### Provided entries
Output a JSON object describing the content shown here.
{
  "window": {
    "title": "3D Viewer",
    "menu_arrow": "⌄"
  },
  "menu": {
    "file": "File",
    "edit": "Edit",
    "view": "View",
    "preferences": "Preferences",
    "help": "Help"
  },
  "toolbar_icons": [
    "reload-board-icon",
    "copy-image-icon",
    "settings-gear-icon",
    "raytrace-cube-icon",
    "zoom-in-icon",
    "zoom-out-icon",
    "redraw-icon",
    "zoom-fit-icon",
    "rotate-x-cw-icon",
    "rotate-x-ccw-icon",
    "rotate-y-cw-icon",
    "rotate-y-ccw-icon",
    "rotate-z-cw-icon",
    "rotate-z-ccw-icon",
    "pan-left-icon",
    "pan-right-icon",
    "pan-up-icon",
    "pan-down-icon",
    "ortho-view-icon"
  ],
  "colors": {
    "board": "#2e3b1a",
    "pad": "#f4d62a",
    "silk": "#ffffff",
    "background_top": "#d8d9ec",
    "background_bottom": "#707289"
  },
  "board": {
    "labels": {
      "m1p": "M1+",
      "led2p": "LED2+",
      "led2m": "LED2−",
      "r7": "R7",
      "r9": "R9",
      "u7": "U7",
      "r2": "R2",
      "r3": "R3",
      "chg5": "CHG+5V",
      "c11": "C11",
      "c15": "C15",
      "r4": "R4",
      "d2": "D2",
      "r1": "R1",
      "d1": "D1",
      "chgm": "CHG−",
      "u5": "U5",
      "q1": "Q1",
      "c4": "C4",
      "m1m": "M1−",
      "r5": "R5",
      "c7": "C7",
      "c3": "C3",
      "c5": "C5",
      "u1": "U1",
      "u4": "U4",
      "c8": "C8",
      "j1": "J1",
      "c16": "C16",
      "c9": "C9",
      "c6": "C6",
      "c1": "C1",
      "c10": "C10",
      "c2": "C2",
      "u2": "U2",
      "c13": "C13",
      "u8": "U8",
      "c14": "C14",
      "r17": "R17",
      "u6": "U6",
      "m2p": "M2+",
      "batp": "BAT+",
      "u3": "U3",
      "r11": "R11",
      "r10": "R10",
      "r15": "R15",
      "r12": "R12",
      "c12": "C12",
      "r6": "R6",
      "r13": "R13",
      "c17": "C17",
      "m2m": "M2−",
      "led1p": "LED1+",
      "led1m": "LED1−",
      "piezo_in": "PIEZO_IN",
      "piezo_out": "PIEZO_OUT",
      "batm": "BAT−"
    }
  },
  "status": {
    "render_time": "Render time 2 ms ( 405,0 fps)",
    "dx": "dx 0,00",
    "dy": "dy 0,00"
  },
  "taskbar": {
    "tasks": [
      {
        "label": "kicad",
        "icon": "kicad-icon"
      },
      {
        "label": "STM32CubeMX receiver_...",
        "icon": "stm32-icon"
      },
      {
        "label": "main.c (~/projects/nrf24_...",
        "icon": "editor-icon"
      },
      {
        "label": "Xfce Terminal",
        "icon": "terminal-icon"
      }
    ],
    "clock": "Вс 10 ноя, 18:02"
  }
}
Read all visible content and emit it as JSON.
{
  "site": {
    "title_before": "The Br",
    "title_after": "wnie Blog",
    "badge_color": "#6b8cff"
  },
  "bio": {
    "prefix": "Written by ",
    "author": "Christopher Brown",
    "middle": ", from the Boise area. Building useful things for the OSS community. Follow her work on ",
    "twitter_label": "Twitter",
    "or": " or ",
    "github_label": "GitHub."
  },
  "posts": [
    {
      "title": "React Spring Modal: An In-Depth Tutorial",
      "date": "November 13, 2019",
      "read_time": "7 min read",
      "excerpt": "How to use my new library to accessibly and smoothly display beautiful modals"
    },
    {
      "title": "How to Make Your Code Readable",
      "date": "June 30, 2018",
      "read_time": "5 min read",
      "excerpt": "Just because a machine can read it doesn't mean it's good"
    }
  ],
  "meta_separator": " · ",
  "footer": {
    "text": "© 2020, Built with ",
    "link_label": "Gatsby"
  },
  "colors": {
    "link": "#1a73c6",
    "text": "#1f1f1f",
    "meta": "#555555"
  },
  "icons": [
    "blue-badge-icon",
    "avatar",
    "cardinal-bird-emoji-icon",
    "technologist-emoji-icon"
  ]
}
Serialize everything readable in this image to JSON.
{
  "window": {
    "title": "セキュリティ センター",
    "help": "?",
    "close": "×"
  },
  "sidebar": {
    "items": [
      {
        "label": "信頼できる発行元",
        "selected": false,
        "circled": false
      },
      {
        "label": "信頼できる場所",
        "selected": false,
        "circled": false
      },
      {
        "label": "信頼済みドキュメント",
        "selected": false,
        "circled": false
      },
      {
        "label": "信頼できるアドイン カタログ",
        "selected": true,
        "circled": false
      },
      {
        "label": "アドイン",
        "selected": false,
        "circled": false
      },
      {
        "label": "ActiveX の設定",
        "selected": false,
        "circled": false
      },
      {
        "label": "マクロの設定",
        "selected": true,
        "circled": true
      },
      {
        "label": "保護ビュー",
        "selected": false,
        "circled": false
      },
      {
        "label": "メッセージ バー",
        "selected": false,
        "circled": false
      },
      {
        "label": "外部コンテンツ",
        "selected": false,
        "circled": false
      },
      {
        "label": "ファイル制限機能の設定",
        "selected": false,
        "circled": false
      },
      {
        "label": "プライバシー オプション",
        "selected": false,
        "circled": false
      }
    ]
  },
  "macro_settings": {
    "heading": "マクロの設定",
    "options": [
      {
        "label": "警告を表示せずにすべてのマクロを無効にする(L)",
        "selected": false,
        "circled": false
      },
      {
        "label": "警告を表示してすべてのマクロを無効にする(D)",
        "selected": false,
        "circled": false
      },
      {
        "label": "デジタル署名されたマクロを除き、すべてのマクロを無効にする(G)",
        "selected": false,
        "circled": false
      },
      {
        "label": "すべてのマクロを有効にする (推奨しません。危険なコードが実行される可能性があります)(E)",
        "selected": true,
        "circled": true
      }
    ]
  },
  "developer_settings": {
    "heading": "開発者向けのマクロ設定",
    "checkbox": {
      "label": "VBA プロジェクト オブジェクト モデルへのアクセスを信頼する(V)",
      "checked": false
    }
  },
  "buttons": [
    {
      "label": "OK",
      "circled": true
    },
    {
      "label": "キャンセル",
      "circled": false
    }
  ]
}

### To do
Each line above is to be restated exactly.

### Reply to the task
Output a JSON object describing the content shown here.
{
  "window": {
    "title": "3D Viewer",
    "menu_arrow": "⌄"
  },
  "menu": {
    "file": "File",
    "edit": "Edit",
    "view": "View",
    "preferences": "Preferences",
    "help": "Help"
  },
  "toolbar_icons": [
    "reload-board-icon",
    "copy-image-icon",
    "settings-gear-icon",
    "raytrace-cube-icon",
    "zoom-in-icon",
    "zoom-out-icon",
    "redraw-icon",
    "zoom-fit-icon",
    "rotate-x-cw-icon",
    "rotate-x-ccw-icon",
    "rotate-y-cw-icon",
    "rotate-y-ccw-icon",
    "rotate-z-cw-icon",
    "rotate-z-ccw-icon",
    "pan-left-icon",
    "pan-right-icon",
    "pan-up-icon",
    "pan-down-icon",
    "ortho-view-icon"
  ],
  "colors": {
    "board": "#2e3b1a",
    "pad": "#f4d62a",
    "silk": "#ffffff",
    "background_top": "#d8d9ec",
    "background_bottom": "#707289"
  },
  "board": {
    "labels": {
      "m1p": "M1+",
      "led2p": "LED2+",
      "led2m": "LED2−",
      "r7": "R7",
      "r9": "R9",
      "u7": "U7",
      "r2": "R2",
      "r3": "R3",
      "chg5": "CHG+5V",
      "c11": "C11",
      "c15": "C15",
      "r4": "R4",
      "d2": "D2",
      "r1": "R1",
      "d1": "D1",
      "chgm": "CHG−",
      "u5": "U5",
      "q1": "Q1",
      "c4": "C4",
      "m1m": "M1−",
      "r5": "R5",
      "c7": "C7",
      "c3": "C3",
      "c5": "C5",
      "u1": "U1",
      "u4": "U4",
      "c8": "C8",
      "j1": "J1",
      "c16": "C16",
      "c9": "C9",
      "c6": "C6",
      "c1": "C1",
      "c10": "C10",
      "c2": "C2",
      "u2": "U2",
      "c13": "C13",
      "u8": "U8",
      "c14": "C14",
      "r17": "R17",
      "u6": "U6",
      "m2p": "M2+",
      "batp": "BAT+",
      "u3": "U3",
      "r11": "R11",
      "r10": "R10",
      "r15": "R15",
      "r12": "R12",
      "c12": "C12",
      "r6": "R6",
      "r13": "R13",
      "c17": "C17",
      "m2m": "M2−",
      "led1p": "LED1+",
      "led1m": "LED1−",
      "piezo_in": "PIEZO_IN",
      "piezo_out": "PIEZO_OUT",
      "batm": "BAT−"
    }
  },
  "status": {
    "render_time": "Render time 2 ms ( 405,0 fps)",
    "dx": "dx 0,00",
    "dy": "dy 0,00"
  },
  "taskbar": {
    "tasks": [
      {
        "label": "kicad",
        "icon": "kicad-icon"
      },
      {
        "label": "STM32CubeMX receiver_...",
        "icon": "stm32-icon"
      },
      {
        "label": "main.c (~/projects/nrf24_...",
        "icon": "editor-icon"
      },
      {
        "label": "Xfce Terminal",
        "icon": "terminal-icon"
      }
    ],
    "clock": "Вс 10 ноя, 18:02"
  }
}
Read all visible content and emit it as JSON.
{
  "site": {
    "title_before": "The Br",
    "title_after": "wnie Blog",
    "badge_color": "#6b8cff"
  },
  "bio": {
    "prefix": "Written by ",
    "author": "Christopher Brown",
    "middle": ", from the Boise area. Building useful things for the OSS community. Follow her work on ",
    "twitter_label": "Twitter",
    "or": " or ",
    "github_label": "GitHub."
  },
  "posts": [
    {
      "title": "React Spring Modal: An In-Depth Tutorial",
      "date": "November 13, 2019",
      "read_time": "7 min read",
      "excerpt": "How to use my new library to accessibly and smoothly display beautiful modals"
    },
    {
      "title": "How to Make Your Code Readable",
      "date": "June 30, 2018",
      "read_time": "5 min read",
      "excerpt": "Just because a machine can read it doesn't mean it's good"
    }
  ],
  "meta_separator": " · ",
  "footer": {
    "text": "© 2020, Built with ",
    "link_label": "Gatsby"
  },
  "colors": {
    "link": "#1a73c6",
    "text": "#1f1f1f",
    "meta": "#555555"
  },
  "icons": [
    "blue-badge-icon",
    "avatar",
    "cardinal-bird-emoji-icon",
    "technologist-emoji-icon"
  ]
}
Serialize everything readable in this image to JSON.
{
  "window": {
    "title": "セキュリティ センター",
    "help": "?",
    "close": "×"
  },
  "sidebar": {
    "items": [
      {
        "label": "信頼できる発行元",
        "selected": false,
        "circled": false
      },
      {
        "label": "信頼できる場所",
        "selected": false,
        "circled": false
      },
      {
        "label": "信頼済みドキュメント",
        "selected": false,
        "circled": false
      },
      {
        "label": "信頼できるアドイン カタログ",
        "selected": true,
        "circled": false
      },
      {
        "label": "アドイン",
        "selected": false,
        "circled": false
      },
      {
        "label": "ActiveX の設定",
        "selected": false,
        "circled": false
      },
      {
        "label": "マクロの設定",
        "selected": true,
        "circled": true
      },
      {
        "label": "保護ビュー",
        "selected": false,
        "circled": false
      },
      {
        "label": "メッセージ バー",
        "selected": false,
        "circled": false
      },
      {
        "label": "外部コンテンツ",
        "selected": false,
        "circled": false
      },
      {
        "label": "ファイル制限機能の設定",
        "selected": false,
        "circled": false
      },
      {
        "label": "プライバシー オプション",
        "selected": false,
        "circled": false
      }
    ]
  },
  "macro_settings": {
    "heading": "マクロの設定",
    "options": [
      {
        "label": "警告を表示せずにすべてのマクロを無効にする(L)",
        "selected": false,
        "circled": false
      },
      {
        "label": "警告を表示してすべてのマクロを無効にする(D)",
        "selected": false,
        "circled": false
      },
      {
        "label": "デジタル署名されたマクロを除き、すべてのマクロを無効にする(G)",
        "selected": false,
        "circled": false
      },
      {
        "label": "すべてのマクロを有効にする (推奨しません。危険なコードが実行される可能性があります)(E)",
        "selected": true,
        "circled": true
      }
    ]
  },
  "developer_settings": {
    "heading": "開発者向けのマクロ設定",
    "checkbox": {
      "label": "VBA プロジェクト オブジェクト モデルへのアクセスを信頼する(V)",
      "checked": false
    }
  },
  "buttons": [
    {
      "label": "OK",
      "circled": true
    },
    {
      "label": "キャンセル",
      "circled": false
    }
  ]
}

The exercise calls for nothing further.